I truly believe individuals and brands would like to do the right thing and make their social media content accessible, but many aren’t aware of the free tools that are available and how quickly assistive technology is evolving.
At AMI, we’re fortunate to have such loyal support from the blind and low vision community and we use research from that community to guide all of our decisions and regularly test our digital products. We’re also in the business of information sharing.
Alternative Text on Twitter
On March 29, 2016, Twitter announced, “Starting today, anyone can make Tweets with images accessible to the visually impaired.” Well, not quite.
I found out about this news on Twitter, of course, and immediately started testing the new accessibility tool. Unfortunately it was only available for Twitter’s mobile apps, but I was able to add up to 400 characters of alt text for each photo I uploaded. Wait a minute. Is Twitter already giving us more than 140 precious characters to describe something?
But that’s where the good news ended. I added four great images to a tweet because that’s best practice to get your tweets noticed. It was a lot of typing on my phone, but well worth it. After publishing the tweet, I was only able to test the alt text by turning on the voiceover feature on my Android. Fair enough.
The devastating news came when I was testing the tool with my colleague Kelly MacDonald using his @AMIKellyMac Twitter account. Kelly is the host of AMI-tv’s Blind Sighted with Kelly MacDonald and uses talkback tools to navigate his iPhone. He’s charismatic, hilarious and his personality is a perfect fit for Twitter.
Kelly also likes photos. That’s why we were both devastated when we realized alt text couldn’t be added to photos when using assistive technology like talkback controls. That means Kelly, who is blind, couldn’t add alt text to a photo so other people who are blind could enjoy his content.
Let’s give Twitter the benefit of the doubt that it was a simple oversight. Maybe a developer assumed a person who is blind or low vision would not want to share images. Maybe things would be different if Twitter heard the room full of people who are blind cheer when I suggested alt text be a mandatory field during the AEBC conference.

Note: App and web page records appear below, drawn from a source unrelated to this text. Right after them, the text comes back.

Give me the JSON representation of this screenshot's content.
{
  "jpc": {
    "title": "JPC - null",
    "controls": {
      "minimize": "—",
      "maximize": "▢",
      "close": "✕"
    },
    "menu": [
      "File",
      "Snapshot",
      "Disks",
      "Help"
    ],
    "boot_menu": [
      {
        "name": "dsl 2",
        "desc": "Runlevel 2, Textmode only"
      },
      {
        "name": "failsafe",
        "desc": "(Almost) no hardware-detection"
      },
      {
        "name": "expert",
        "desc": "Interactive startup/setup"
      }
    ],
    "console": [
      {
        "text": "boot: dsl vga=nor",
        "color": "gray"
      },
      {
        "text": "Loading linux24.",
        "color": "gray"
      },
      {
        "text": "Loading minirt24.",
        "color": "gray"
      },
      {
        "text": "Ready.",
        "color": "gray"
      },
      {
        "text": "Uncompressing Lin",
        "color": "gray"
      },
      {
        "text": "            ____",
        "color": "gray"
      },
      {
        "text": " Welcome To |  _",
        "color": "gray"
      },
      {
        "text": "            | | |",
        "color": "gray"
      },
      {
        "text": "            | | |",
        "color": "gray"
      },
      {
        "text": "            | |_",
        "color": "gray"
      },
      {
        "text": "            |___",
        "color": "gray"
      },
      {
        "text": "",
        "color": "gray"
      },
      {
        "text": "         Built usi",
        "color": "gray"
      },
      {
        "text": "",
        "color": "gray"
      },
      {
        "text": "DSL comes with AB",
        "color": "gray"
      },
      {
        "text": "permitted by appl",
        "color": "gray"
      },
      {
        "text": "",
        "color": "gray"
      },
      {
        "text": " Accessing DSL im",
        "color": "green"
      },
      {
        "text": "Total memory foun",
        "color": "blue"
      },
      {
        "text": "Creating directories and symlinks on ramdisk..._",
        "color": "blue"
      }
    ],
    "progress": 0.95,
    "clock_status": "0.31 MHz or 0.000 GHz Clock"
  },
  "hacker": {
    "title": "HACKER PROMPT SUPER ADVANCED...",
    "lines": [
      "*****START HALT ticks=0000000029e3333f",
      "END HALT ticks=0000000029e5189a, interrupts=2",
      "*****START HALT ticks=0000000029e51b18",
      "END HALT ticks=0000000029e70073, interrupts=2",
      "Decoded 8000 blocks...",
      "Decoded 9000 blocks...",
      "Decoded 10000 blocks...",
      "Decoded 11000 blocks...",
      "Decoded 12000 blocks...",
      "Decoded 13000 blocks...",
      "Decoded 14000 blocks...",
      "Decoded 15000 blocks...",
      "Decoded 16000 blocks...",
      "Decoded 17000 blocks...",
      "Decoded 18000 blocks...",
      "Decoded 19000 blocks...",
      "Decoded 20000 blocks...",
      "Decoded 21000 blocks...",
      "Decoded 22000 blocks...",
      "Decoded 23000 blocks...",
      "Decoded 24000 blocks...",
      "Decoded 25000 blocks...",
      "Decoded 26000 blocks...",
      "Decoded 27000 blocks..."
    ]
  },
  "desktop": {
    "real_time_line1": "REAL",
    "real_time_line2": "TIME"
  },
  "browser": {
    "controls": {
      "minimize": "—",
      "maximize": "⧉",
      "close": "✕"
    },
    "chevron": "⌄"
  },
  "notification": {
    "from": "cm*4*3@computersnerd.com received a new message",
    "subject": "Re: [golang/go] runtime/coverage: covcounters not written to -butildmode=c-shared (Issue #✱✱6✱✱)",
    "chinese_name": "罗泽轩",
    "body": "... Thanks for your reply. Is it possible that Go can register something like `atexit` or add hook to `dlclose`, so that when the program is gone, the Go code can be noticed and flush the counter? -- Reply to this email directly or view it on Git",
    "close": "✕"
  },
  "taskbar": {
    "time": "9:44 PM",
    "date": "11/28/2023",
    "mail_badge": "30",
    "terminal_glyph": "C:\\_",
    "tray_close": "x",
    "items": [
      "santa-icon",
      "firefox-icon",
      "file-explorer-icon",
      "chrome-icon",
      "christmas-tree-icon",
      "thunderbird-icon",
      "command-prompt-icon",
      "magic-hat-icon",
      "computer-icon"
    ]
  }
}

Testing with real users from that community could have helped Twitter make this accessibility tool inclusive prior to its launch. Testing may have also inspired Twitter to refer to this community as “people who are blind or partially sighted” as opposed to, “the visually impaired.” At AMI, we prefer to put the person before the disability.
Twitter Accessibility Tools for All
Fortunately, I was able to reach out to our friends at the Canadian National Institute for the Blind (CNIB) and connect with accessibility expert Jason Fayre, who recently experienced the same frustration with alt text on Twitter. He recommended the third-party Twitter app, Twitterific, which allows assistive technology users to add alt text.
Fast forward a few weeks and as I was putting the final touches on my presentation material, I decided to check the Twitter blog to see if there were any new releases. On May 26, Twitter announced users could add alt text to images using any variety of devices, such as apps, web-based Twitter.com or assistive technology. Good thing I did my research before presenting!
This is one of many anecdotes that accessibility professionals often experience as they navigate the ever-changing media landscape. We can help by sharing accessibility tips with each other and with the brands that are, often unknowingly, creating barriers for people with disabilities and preventing our digital communities from being socially accessible.
Please share your stories and questions about making social media accessible to everyone who wants to be part of the conversation. Tweet me @PeterBArmstrong and follow @AccessibleMedia for the latest AMI programming and accessibility news.